*** THE DATA

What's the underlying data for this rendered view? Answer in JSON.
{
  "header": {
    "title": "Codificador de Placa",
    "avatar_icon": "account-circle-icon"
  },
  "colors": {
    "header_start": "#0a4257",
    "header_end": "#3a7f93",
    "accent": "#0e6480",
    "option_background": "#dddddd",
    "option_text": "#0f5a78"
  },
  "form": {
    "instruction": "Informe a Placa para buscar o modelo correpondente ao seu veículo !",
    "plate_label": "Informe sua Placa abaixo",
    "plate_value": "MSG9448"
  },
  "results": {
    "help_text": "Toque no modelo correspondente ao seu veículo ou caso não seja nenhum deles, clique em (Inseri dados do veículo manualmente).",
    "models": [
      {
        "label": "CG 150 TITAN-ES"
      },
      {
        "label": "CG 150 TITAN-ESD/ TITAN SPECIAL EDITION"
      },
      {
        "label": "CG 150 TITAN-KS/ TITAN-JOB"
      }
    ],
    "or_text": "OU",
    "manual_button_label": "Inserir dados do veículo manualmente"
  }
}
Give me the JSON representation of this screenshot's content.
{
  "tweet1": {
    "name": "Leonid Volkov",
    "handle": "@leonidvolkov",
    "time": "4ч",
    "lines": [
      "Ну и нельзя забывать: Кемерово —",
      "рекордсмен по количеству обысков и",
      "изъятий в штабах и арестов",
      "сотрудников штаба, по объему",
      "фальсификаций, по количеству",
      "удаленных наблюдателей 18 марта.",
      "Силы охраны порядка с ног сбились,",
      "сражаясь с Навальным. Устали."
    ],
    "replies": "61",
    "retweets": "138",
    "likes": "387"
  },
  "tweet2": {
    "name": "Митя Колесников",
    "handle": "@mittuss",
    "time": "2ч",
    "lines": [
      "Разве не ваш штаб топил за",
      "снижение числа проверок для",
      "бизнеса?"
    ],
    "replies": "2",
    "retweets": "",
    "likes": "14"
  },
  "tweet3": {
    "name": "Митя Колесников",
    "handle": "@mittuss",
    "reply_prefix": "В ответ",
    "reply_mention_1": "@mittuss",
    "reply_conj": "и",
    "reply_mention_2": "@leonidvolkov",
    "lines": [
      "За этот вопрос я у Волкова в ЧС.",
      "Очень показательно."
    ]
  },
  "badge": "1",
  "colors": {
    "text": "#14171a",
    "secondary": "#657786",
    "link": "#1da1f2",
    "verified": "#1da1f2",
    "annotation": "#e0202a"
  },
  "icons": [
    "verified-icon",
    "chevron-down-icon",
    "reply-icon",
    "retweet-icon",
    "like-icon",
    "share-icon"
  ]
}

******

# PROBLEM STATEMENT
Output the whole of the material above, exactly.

# TASK RESPONSE
What's the underlying data for this rendered view? Answer in JSON.
{
  "header": {
    "title": "Codificador de Placa",
    "avatar_icon": "account-circle-icon"
  },
  "colors": {
    "header_start": "#0a4257",
    "header_end": "#3a7f93",
    "accent": "#0e6480",
    "option_background": "#dddddd",
    "option_text": "#0f5a78"
  },
  "form": {
    "instruction": "Informe a Placa para buscar o modelo correpondente ao seu veículo !",
    "plate_label": "Informe sua Placa abaixo",
    "plate_value": "MSG9448"
  },
  "results": {
    "help_text": "Toque no modelo correspondente ao seu veículo ou caso não seja nenhum deles, clique em (Inseri dados do veículo manualmente).",
    "models": [
      {
        "label": "CG 150 TITAN-ES"
      },
      {
        "label": "CG 150 TITAN-ESD/ TITAN SPECIAL EDITION"
      },
      {
        "label": "CG 150 TITAN-KS/ TITAN-JOB"
      }
    ],
    "or_text": "OU",
    "manual_button_label": "Inserir dados do veículo manualmente"
  }
}
Give me the JSON representation of this screenshot's content.
{
  "tweet1": {
    "name": "Leonid Volkov",
    "handle": "@leonidvolkov",
    "time": "4ч",
    "lines": [
      "Ну и нельзя забывать: Кемерово —",
      "рекордсмен по количеству обысков и",
      "изъятий в штабах и арестов",
      "сотрудников штаба, по объему",
      "фальсификаций, по количеству",
      "удаленных наблюдателей 18 марта.",
      "Силы охраны порядка с ног сбились,",
      "сражаясь с Навальным. Устали."
    ],
    "replies": "61",
    "retweets": "138",
    "likes": "387"
  },
  "tweet2": {
    "name": "Митя Колесников",
    "handle": "@mittuss",
    "time": "2ч",
    "lines": [
      "Разве не ваш штаб топил за",
      "снижение числа проверок для",
      "бизнеса?"
    ],
    "replies": "2",
    "retweets": "",
    "likes": "14"
  },
  "tweet3": {
    "name": "Митя Колесников",
    "handle": "@mittuss",
    "reply_prefix": "В ответ",
    "reply_mention_1": "@mittuss",
    "reply_conj": "и",
    "reply_mention_2": "@leonidvolkov",
    "lines": [
      "За этот вопрос я у Волкова в ЧС.",
      "Очень показательно."
    ]
  },
  "badge": "1",
  "colors": {
    "text": "#14171a",
    "secondary": "#657786",
    "link": "#1da1f2",
    "verified": "#1da1f2",
    "annotation": "#e0202a"
  },
  "icons": [
    "verified-icon",
    "chevron-down-icon",
    "reply-icon",
    "retweet-icon",
    "like-icon",
    "share-icon"
  ]
}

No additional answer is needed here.